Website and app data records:
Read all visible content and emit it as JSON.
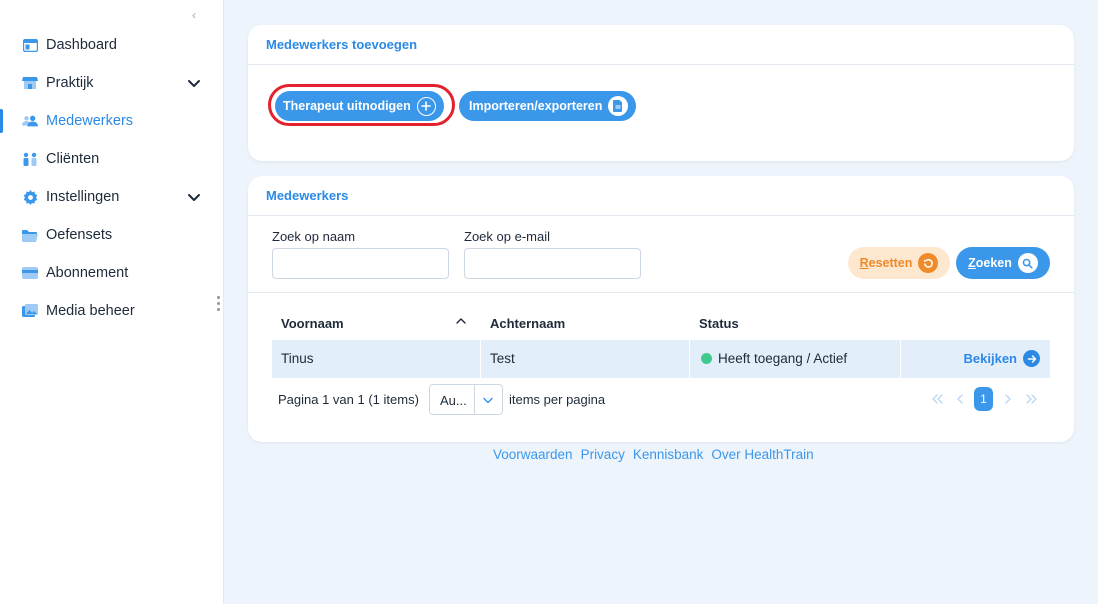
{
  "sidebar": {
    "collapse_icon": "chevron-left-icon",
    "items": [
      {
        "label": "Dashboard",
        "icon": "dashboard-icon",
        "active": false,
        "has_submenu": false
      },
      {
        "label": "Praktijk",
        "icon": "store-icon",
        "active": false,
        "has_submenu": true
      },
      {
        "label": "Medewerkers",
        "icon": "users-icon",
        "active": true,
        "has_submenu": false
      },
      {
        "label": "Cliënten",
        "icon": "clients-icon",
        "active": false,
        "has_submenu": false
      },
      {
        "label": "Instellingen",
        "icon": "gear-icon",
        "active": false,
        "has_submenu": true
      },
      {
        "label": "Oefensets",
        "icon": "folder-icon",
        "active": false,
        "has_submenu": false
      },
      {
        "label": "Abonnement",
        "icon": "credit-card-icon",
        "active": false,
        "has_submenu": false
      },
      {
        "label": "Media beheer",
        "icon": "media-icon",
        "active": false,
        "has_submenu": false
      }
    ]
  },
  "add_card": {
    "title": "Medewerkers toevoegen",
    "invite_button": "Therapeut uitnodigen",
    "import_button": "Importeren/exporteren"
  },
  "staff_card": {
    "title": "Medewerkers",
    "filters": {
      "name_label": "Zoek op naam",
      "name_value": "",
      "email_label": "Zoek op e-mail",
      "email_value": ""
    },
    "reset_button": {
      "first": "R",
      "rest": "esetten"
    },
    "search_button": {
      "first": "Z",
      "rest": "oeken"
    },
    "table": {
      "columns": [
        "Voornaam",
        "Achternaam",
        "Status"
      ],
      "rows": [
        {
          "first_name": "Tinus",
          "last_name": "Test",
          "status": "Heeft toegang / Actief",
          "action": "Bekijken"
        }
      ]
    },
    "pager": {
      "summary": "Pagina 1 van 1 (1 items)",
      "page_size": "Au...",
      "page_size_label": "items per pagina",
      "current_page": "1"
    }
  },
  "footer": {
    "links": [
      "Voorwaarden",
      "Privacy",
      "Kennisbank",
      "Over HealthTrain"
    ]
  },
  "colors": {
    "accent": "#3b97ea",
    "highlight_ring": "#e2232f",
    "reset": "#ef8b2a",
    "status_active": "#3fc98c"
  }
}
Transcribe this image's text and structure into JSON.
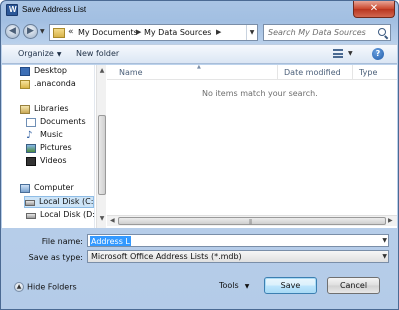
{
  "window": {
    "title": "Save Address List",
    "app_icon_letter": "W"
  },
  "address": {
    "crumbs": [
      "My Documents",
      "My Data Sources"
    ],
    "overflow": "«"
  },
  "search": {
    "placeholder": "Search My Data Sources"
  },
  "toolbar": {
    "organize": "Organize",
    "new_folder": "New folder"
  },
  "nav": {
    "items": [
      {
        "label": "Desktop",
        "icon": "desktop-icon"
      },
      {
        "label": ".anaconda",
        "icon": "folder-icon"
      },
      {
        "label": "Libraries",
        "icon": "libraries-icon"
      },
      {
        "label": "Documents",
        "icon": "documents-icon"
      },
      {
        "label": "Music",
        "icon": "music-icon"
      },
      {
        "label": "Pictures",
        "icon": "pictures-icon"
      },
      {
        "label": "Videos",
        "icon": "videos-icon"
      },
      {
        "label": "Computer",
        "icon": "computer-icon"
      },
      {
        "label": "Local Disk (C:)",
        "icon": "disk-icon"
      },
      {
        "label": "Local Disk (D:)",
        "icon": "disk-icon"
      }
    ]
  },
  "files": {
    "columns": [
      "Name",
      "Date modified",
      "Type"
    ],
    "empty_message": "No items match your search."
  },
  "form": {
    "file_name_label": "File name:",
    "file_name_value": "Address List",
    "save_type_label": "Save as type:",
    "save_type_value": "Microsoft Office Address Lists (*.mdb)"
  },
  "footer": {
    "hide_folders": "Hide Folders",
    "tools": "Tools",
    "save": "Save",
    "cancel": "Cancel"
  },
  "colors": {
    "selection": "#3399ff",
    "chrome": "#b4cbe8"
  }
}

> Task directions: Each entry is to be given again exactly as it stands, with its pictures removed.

> Task output:
Read all visible content and emit it as JSON.
{
  "sidebar": {
    "collapse_icon": "chevron-left-icon",
    "items": [
      {
        "label": "Dashboard",
        "icon": "dashboard-icon",
        "active": false,
        "has_submenu": false
      },
      {
        "label": "Praktijk",
        "icon": "store-icon",
        "active": false,
        "has_submenu": true
      },
      {
        "label": "Medewerkers",
        "icon": "users-icon",
        "active": true,
        "has_submenu": false
      },
      {
        "label": "Cliënten",
        "icon": "clients-icon",
        "active": false,
        "has_submenu": false
      },
      {
        "label": "Instellingen",
        "icon": "gear-icon",
        "active": false,
        "has_submenu": true
      },
      {
        "label": "Oefensets",
        "icon": "folder-icon",
        "active": false,
        "has_submenu": false
      },
      {
        "label": "Abonnement",
        "icon": "credit-card-icon",
        "active": false,
        "has_submenu": false
      },
      {
        "label": "Media beheer",
        "icon": "media-icon",
        "active": false,
        "has_submenu": false
      }
    ]
  },
  "add_card": {
    "title": "Medewerkers toevoegen",
    "invite_button": "Therapeut uitnodigen",
    "import_button": "Importeren/exporteren"
  },
  "staff_card": {
    "title": "Medewerkers",
    "filters": {
      "name_label": "Zoek op naam",
      "name_value": "",
      "email_label": "Zoek op e-mail",
      "email_value": ""
    },
    "reset_button": {
      "first": "R",
      "rest": "esetten"
    },
    "search_button": {
      "first": "Z",
      "rest": "oeken"
    },
    "table": {
      "columns": [
        "Voornaam",
        "Achternaam",
        "Status"
      ],
      "rows": [
        {
          "first_name": "Tinus",
          "last_name": "Test",
          "status": "Heeft toegang / Actief",
          "action": "Bekijken"
        }
      ]
    },
    "pager": {
      "summary": "Pagina 1 van 1 (1 items)",
      "page_size": "Au...",
      "page_size_label": "items per pagina",
      "current_page": "1"
    }
  },
  "footer": {
    "links": [
      "Voorwaarden",
      "Privacy",
      "Kennisbank",
      "Over HealthTrain"
    ]
  },
  "colors": {
    "accent": "#3b97ea",
    "highlight_ring": "#e2232f",
    "reset": "#ef8b2a",
    "status_active": "#3fc98c"
  }
}
Transcribe this image's text and structure into JSON.
{
  "window": {
    "title": "Save Address List",
    "app_icon_letter": "W"
  },
  "address": {
    "crumbs": [
      "My Documents",
      "My Data Sources"
    ],
    "overflow": "«"
  },
  "search": {
    "placeholder": "Search My Data Sources"
  },
  "toolbar": {
    "organize": "Organize",
    "new_folder": "New folder"
  },
  "nav": {
    "items": [
      {
        "label": "Desktop",
        "icon": "desktop-icon"
      },
      {
        "label": ".anaconda",
        "icon": "folder-icon"
      },
      {
        "label": "Libraries",
        "icon": "libraries-icon"
      },
      {
        "label": "Documents",
        "icon": "documents-icon"
      },
      {
        "label": "Music",
        "icon": "music-icon"
      },
      {
        "label": "Pictures",
        "icon": "pictures-icon"
      },
      {
        "label": "Videos",
        "icon": "videos-icon"
      },
      {
        "label": "Computer",
        "icon": "computer-icon"
      },
      {
        "label": "Local Disk (C:)",
        "icon": "disk-icon"
      },
      {
        "label": "Local Disk (D:)",
        "icon": "disk-icon"
      }
    ]
  },
  "files": {
    "columns": [
      "Name",
      "Date modified",
      "Type"
    ],
    "empty_message": "No items match your search."
  },
  "form": {
    "file_name_label": "File name:",
    "file_name_value": "Address List",
    "save_type_label": "Save as type:",
    "save_type_value": "Microsoft Office Address Lists (*.mdb)"
  },
  "footer": {
    "hide_folders": "Hide Folders",
    "tools": "Tools",
    "save": "Save",
    "cancel": "Cancel"
  },
  "colors": {
    "selection": "#3399ff",
    "chrome": "#b4cbe8"
  }
}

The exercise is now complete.